Poster by Dennis Harrsch, Chelsea Jubitana, Manvi Malhotra, Linda Tang, and Bhamini Vellanki

Team RGP research poster.

Team Mythbusters

Team MythBusters sought to understand the extent, in terms of quantity, sentiment, and influence, to which Twitter users in the U.S. believe that oral contraceptives can lead to future fertility issues in women. The team pulled data every week for four weeks; each tweet was hand-coded by two people; and then the differences were reconciled in preparation for aggregate analysis.

The first three pulls yielded 5657 tweets, of which 1651 were unique. Each tweet was coded for its content (e.g., pregnancy, infertility, health safety, birth control, plan B, abortion, efficacy, men, women, COVID, correct) and for expression (e.g., personal, suggestion, complain, authority, question, humor, opinion, popular belief, fact), as well as its exhibition of belief in the myth that oral contraceptives cause infertility and its exhibition of general misinformation on a binary (0/1) scale.

From our analysis, the most common topic related to the discussion of oral contraceptives is pregnancy. There are also substantial discussions around the pill’s effect on health in general. Interestingly, discussion around men’s role in contraceptive health is among the top 10 topics.

As a senior, entering Bass Connections was a little daunting because it was my first research experience throughout my college experience. However, the BD4RH team was very supportive throughout the process, both in exposing me to Big Data concepts to guiding us in sharpening our methods for the study we wanted to conduct. Throughout the process, I realized that not only is planning ahead very important for a research study, but having a team that can divide work based on each other’s strengths is imperative. Looking back, clarifying our question and refining what inputs and outputs were hoping to produce would have made the research process smoother. However, the iterative process of reworking our questions and methods allowed us to really take ownership of our research design, which felt more involved than simply being a research assistant. Moving forward, I hope to learn to continue building my foundations in research and stepping out of my comfort zone by improving my technical skills. –Shana Abraham ’21

Even though I was only on the team for one year, I was able to learn so much and grow my research skills extensively.
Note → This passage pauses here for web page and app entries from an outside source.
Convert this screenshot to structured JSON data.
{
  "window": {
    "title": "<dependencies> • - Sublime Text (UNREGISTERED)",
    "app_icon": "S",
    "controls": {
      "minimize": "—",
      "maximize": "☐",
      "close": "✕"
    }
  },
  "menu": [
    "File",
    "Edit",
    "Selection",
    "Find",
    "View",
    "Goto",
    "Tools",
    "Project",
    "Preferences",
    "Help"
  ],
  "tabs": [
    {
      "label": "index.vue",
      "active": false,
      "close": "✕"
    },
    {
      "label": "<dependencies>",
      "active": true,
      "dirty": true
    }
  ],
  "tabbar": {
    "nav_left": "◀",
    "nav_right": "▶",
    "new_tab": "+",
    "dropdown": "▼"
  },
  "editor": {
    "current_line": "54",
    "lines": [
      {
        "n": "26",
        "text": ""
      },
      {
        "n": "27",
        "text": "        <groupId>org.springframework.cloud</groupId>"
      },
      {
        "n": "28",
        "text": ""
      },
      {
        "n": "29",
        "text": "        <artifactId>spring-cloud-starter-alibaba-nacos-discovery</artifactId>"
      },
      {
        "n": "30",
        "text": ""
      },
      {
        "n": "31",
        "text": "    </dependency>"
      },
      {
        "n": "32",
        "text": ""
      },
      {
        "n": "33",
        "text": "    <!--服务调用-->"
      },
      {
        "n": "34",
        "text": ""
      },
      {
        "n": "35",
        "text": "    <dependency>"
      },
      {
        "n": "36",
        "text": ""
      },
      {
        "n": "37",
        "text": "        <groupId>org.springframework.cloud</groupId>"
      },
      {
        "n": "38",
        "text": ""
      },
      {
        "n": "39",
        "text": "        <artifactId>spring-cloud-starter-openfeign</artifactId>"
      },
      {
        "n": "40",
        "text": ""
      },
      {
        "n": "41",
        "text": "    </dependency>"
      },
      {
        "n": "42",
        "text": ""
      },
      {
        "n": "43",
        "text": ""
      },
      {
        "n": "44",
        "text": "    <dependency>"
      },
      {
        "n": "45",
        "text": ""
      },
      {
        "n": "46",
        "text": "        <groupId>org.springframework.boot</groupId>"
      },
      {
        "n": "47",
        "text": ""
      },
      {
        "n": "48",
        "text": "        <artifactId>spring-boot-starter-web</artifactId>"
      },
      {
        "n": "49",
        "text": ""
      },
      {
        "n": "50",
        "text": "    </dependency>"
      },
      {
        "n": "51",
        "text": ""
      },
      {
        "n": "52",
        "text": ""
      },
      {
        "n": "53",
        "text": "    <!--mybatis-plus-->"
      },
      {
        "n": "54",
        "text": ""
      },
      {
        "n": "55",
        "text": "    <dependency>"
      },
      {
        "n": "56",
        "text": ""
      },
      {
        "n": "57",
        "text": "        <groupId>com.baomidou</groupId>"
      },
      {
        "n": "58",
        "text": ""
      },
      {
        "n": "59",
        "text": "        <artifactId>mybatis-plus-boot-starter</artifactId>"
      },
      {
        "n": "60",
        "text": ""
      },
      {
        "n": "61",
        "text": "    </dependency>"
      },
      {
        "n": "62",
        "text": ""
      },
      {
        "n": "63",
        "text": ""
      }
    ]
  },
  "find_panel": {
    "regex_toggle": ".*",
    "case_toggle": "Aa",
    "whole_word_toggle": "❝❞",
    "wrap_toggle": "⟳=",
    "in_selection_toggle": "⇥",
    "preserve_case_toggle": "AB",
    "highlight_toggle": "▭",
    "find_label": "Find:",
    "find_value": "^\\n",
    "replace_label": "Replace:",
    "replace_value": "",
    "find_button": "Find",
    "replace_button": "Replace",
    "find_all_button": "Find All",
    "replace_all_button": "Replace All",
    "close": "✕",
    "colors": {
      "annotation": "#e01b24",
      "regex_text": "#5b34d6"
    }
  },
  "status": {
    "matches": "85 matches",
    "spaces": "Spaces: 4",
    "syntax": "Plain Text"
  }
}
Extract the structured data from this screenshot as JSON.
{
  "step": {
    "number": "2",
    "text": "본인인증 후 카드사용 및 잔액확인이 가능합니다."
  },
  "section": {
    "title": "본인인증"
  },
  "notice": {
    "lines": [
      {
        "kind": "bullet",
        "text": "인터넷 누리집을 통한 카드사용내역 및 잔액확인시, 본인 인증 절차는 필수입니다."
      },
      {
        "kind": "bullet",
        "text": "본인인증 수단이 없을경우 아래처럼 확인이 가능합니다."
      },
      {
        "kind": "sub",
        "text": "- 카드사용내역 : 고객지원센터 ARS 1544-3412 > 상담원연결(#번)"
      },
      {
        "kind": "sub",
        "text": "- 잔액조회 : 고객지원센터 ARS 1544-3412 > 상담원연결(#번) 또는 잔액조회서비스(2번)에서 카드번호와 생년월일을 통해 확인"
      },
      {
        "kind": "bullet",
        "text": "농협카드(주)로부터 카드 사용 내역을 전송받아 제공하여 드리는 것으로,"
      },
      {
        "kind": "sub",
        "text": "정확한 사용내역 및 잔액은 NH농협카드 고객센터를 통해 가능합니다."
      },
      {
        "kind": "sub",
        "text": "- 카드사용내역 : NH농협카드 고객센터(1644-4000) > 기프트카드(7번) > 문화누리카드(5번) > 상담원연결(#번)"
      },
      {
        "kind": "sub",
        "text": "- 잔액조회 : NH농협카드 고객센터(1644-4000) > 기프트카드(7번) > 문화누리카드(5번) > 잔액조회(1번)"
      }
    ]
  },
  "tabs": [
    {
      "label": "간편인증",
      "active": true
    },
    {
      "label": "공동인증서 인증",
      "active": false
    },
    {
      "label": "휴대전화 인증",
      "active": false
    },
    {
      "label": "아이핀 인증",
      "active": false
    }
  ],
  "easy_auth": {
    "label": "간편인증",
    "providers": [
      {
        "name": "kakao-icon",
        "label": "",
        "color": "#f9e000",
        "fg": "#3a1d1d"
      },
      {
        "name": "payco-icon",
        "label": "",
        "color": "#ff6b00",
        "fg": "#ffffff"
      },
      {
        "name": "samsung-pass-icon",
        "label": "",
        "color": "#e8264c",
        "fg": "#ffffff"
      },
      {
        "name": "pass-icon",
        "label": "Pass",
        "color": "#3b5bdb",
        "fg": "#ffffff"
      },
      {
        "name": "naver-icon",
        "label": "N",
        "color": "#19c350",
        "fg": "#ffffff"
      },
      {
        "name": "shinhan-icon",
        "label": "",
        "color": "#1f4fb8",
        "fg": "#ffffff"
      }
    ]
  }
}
Not only do I now have an appreciation for the field of big data, I also understand what an iterative and fascinating process completing a research project can be. I learned so much about working with a team of diverse members that all had different skill sets, and I think that this was one of the most formative and important experiences that I will take with me long after my time at Duke. Though the research process was sometimes daunting, it was manageable given the support of my team members and mentors who were more than happy to discuss issues and give advice all along the way. I look forward to bringing all of the lessons I learned as a member of the bd4rh team into continuing to improve my research skills, even after graduation. –Meghan Peel ’21

Myths and Misinformation Surrounding Oral Contraceptives on Twitter

Poster by Shana Abraham, Priya Parkash, Meghan Peel and Qintian Zhang (runner up, Bass Connections Poster Competition, Judges’ Selection)

Team Mythbusters research poster.